But perhaps most relevant to investors in the near term, for all the efforts to keep the Hong Kong and trade issues on separate tracks, from what we understand, the Chinese trade negotiating team also conveyed to the US side that the fate of China-US trade negotiations depends “entirely” on whether and how the Trump administration enforces the measures.
A Message from Xi
With the unfolding events in Hong Kong and Washington in mind, President Xi Jinping also told very high-level Chinese officials yesterday that it is clear the US wants to play “the Hong Kong card” to contain China, and that China will resolutely respond.
If, he went on, the US were to deliberately undermine Hong Kong’s free trade market status, China would then need to make the US pay a heavy price in return. But so far, he noted, Trump has kept silent on the bill.
Passing the bill will surely weigh on the ongoing trade talks, he warned, and reviewing or even revoking the special trade status of Hong Kong will hurt trade relations as well, even in so far as much of the bilateral Sino-US trade activity goes through that port and financial center.
And while Beijing now believes by and large that Trump will use both the Hong Kong bill and a Xinjiang Uyghur human rights bill as bargaining chips in its trade negotiations with China, President Xi concluded, simply, that he hopes Trump can make “the right decision” in the end.
The Fate of Hong Kong
In the long run, officials in Beijing believe the passage of the Hong Kong bill will have far graver consequences for the territory than as just a pawn in the immediate US-China trade wars.
The passage of the Hong Kong bill will give Trump leverage in US negotiations with China, but it will also, in one high-level official’s words, “weaken Hong Kong society’s consensus and determination to end the current chaos and violence in the city.” Some of his more hawkish colleagues would maintain that is exactly Congress and the Washington foreign policy establishment’s intent.
In the beginning, the consequences of the mere passage of the bill may be muted, as the Trump administration has flexibility in its implementation, and in return China will refrain from drawing up an immediate blacklist.
But, this official adds, the passage of the bill means US interference in China’s internal affairs has escalated, and that Washington’s presumed “Hong Kong card” has come to be an integral part of the US anti-China strategy.

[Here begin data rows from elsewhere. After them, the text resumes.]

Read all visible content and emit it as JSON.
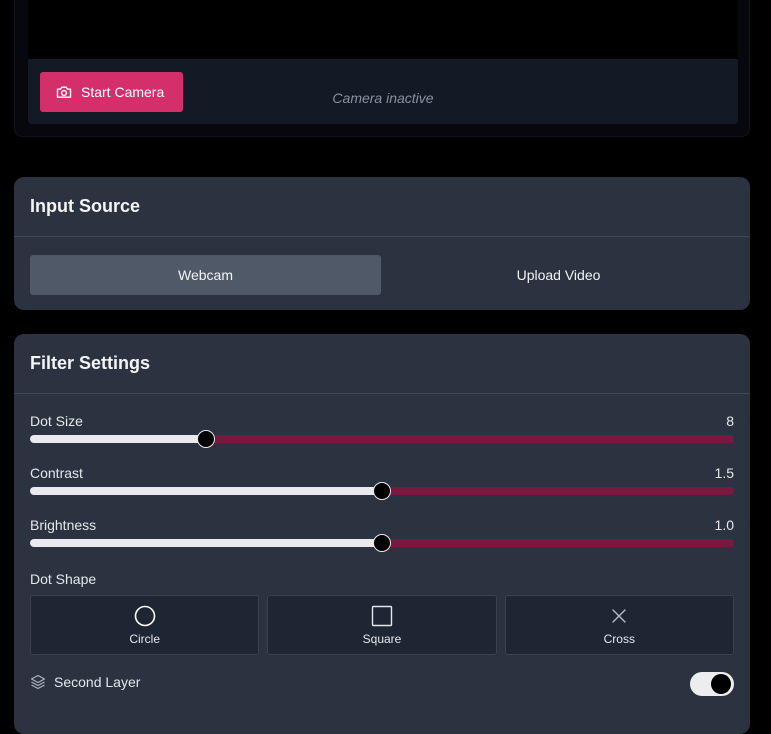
{
  "camera": {
    "start_label": "Start Camera",
    "status": "Camera inactive",
    "icon": "camera-icon"
  },
  "input_source": {
    "title": "Input Source",
    "tabs": [
      {
        "label": "Webcam",
        "active": true
      },
      {
        "label": "Upload Video",
        "active": false
      }
    ]
  },
  "filter_settings": {
    "title": "Filter Settings",
    "sliders": [
      {
        "label": "Dot Size",
        "value": "8",
        "fraction": 0.25
      },
      {
        "label": "Contrast",
        "value": "1.5",
        "fraction": 0.5
      },
      {
        "label": "Brightness",
        "value": "1.0",
        "fraction": 0.5
      }
    ],
    "shape_label": "Dot Shape",
    "shapes": [
      {
        "label": "Circle",
        "icon": "circle-icon"
      },
      {
        "label": "Square",
        "icon": "square-icon"
      },
      {
        "label": "Cross",
        "icon": "cross-icon"
      }
    ],
    "second_layer": {
      "label": "Second Layer",
      "icon": "layers-icon",
      "enabled": true
    }
  },
  "colors": {
    "accent": "#d52f6b",
    "track": "#7c1740",
    "card": "#2b3341"
  }
}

US interests in Hong Kong, he warns, will, however, be jeopardized in the process, as well as US investments in the Mainland that are channeled through Hong Kong.
With the passage of the bill, and with it, new uncertainties over Hong Kong’s financial status now annually enshrined by the US, it is inevitable that subtle changes will take place in Hong Kong’s international business environment, that US investors will choose to pull back, and that Hong Kong’s geo-economic status and function will, at a minimum, be re-evaluated by all.
Clearly, the bill will speed up Shanghai’s replacement of Hong Kong as an international financial center (a long-held goal of Beijing’s).
Originally, this official concludes, his estimate was that Shanghai could surpass Hong Kong as “the most important financial center in the East” in fifteen years. Now, he estimates that will happen in less than ten.